China claims virtually all of the South China Sea, even waters close to the coasts of the Philippines and other Asian countries.

The build up of Chinese military structures in the South China Sea is a prelude to what they want to happen in the future – hegemony over the region and the sea lanes.

No matter how one looks at it, especially if you are a Filipino, the plan of the US military to bolster forces in the Asia-Pacific region to protect the surrounding areas and to ensure that commerce and trade through commercial shipping will go unhampered, is the best thing that could happen to us, as President Aquino’s government is charting a progressive future.

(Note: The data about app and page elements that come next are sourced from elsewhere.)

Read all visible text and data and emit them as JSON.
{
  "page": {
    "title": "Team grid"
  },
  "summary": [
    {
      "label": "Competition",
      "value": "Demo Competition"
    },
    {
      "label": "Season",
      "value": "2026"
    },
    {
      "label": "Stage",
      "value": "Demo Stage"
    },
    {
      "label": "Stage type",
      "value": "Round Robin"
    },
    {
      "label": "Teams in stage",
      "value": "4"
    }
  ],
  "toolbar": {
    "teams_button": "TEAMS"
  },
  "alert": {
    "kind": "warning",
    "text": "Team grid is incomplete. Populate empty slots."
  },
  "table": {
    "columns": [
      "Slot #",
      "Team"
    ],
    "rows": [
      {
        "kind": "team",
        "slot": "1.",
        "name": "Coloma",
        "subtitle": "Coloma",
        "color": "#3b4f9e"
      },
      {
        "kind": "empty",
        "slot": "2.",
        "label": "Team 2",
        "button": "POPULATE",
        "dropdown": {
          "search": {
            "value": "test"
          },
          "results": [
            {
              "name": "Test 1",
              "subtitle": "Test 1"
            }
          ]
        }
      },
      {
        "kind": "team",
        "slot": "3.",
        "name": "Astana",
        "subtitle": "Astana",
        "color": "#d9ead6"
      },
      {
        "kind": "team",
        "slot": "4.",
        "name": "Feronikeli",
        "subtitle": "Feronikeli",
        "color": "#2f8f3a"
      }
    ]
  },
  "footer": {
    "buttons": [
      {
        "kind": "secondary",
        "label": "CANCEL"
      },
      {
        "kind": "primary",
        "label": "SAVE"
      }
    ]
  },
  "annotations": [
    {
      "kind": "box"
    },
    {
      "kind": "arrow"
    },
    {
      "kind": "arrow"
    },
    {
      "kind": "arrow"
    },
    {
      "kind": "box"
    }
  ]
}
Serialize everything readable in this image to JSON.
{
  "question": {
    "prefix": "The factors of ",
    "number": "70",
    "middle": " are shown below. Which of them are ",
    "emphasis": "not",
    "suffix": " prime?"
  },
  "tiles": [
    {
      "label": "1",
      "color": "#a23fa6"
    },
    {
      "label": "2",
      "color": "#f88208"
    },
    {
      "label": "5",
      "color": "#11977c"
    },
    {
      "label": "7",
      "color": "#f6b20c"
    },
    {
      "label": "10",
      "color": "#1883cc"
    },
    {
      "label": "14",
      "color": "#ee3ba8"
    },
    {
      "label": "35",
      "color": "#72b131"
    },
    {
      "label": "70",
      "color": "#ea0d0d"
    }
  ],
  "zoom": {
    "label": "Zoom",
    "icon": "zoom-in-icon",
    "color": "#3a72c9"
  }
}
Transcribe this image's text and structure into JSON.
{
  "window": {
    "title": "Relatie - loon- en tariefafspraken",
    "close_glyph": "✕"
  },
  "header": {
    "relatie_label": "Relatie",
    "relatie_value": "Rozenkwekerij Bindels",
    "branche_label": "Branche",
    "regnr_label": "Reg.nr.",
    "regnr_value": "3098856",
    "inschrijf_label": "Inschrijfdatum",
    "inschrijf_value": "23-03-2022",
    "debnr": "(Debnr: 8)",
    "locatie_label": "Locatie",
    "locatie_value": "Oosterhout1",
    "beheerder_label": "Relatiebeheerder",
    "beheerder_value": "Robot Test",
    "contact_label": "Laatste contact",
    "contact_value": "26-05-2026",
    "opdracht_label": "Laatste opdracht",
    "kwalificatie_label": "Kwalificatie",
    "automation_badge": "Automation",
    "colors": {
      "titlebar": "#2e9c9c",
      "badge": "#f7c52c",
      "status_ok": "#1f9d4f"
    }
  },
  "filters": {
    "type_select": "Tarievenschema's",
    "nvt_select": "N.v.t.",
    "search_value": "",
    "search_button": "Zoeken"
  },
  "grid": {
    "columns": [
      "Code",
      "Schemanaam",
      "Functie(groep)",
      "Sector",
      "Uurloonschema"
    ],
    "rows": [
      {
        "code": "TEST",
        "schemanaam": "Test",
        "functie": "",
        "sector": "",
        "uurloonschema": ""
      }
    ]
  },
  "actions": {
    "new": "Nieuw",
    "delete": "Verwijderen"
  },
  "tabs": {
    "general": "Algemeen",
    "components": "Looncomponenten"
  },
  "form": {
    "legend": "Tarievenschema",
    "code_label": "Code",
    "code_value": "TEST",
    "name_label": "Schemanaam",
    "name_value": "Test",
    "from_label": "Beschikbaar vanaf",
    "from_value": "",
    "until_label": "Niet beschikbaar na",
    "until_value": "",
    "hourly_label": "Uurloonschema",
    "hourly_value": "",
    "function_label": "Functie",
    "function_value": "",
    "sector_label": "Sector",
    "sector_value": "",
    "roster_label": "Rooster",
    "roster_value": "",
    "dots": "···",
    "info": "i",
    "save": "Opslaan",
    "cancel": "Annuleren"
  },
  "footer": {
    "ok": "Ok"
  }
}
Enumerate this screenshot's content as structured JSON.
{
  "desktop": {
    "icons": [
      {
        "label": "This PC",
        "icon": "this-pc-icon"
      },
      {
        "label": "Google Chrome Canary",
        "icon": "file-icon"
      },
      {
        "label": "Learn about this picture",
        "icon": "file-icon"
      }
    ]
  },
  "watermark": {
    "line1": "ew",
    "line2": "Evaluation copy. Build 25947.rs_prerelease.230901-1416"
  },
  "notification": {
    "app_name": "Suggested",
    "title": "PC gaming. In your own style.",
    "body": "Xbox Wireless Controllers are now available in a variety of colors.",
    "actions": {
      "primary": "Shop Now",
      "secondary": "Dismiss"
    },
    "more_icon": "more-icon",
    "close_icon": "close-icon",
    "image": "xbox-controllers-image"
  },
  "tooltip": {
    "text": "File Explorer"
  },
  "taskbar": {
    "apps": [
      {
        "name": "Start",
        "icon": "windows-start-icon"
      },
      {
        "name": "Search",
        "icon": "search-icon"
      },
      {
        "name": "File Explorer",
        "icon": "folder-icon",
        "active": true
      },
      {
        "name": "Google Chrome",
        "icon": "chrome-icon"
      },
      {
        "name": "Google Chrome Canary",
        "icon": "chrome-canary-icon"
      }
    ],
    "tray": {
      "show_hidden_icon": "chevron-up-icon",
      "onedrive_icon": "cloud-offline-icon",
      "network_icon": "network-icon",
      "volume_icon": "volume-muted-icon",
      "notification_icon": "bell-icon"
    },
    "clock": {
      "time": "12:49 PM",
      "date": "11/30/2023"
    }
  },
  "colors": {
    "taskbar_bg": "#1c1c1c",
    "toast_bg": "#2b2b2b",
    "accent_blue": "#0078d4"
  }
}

While we recognized our soured differences with the Americans during their stint at Subic and Clark, still we would rather opt to stay on the safe side of the Americans, who we know more about, than be on the risky side of the Chinese, who we know less about and yet has the arrogance and impudence to bully us with impunity.

Sometimes, I wonder why, if HongKong Chinese citizens have the audacity to criticize and show animosity at their Chinese brothers in the mainland, for one reason or another, why can’t the Philippine Chinese community show their displeasure and denounce the overbearing and abusive behavior shown by the Chinese military against the Philippine government?

Has this question ever cross your mind?


Euro crisis spilling over globally


It is good and encouraging to know that within the ASEAN, the Philippines’ economic performance has done so well in the first quarter of the year, creating 1.1 million jobs and making it Asia’s second fastest-growing economy after China.

The country’s 6.4 per cent economic growth was above the region’s average of 3.7 percent, growing faster than Indonesia (6.3 percent), Vietnam (4 percent), Singapore (1.6 percent) and Thailand (0.3 percent).

We can only hope that our fiscal and economic managers will be able to sustain this growth, even as fears over the global economy is intensifying as the escalating crisis in the eurozone is spilling over globally.

Governments, corporations and people are now blaming the European continent’s economic crisis for their own financial troubles.

Even the U.S. is no exception, when Treasury Secretary Tim Geithner declared that: “The ongoing European crisis presents the biggest risk to our economy.”

Euro crisis

And with the European Union (EU) accounting for one-fifth of all American exports, the belt-tightening in Europe is hurting many American corporations. Both Ford and Apple, for example, have blamed Europe for their poor recent results.

Chris Williamson, chief economist at research group Markit, said: ‘The US recovery has slowed. Much of this can be attributed to the eurozone debt crisis, which is clearly having a growing impact on business sentiment around the world.’

The impact can be shown as just 80,000 jobs were created in the US last month, far fewer than expected – leaving unemployment at 8.2 per cent of the American workforce.

Who would think that Germany, which has been spearheading rescue packages for financially troubled nations, like, Greece, Italy and Spain, is getting clobbered, too, by the crisis. Its Federal Statistical Office reported a decline in exports. The decline in exports is largely due to a reduction in demand for German goods by European countries heavily affected by the euro crisis.

The director of the International Monetary Fund (IMF), Christine Lagarde, said: ‘The outlook has, regrettably, become more worrisome. Many indicators of economic activity – investment, employment, manufacturing – have deteriorated. And not just in Europe or the United States. Also in key emerging markets: Brazil, China, India. For make no mistake: this is a global crisis. This crisis does not recognize borders. This crisis is knocking at all our doors. No one is immune.”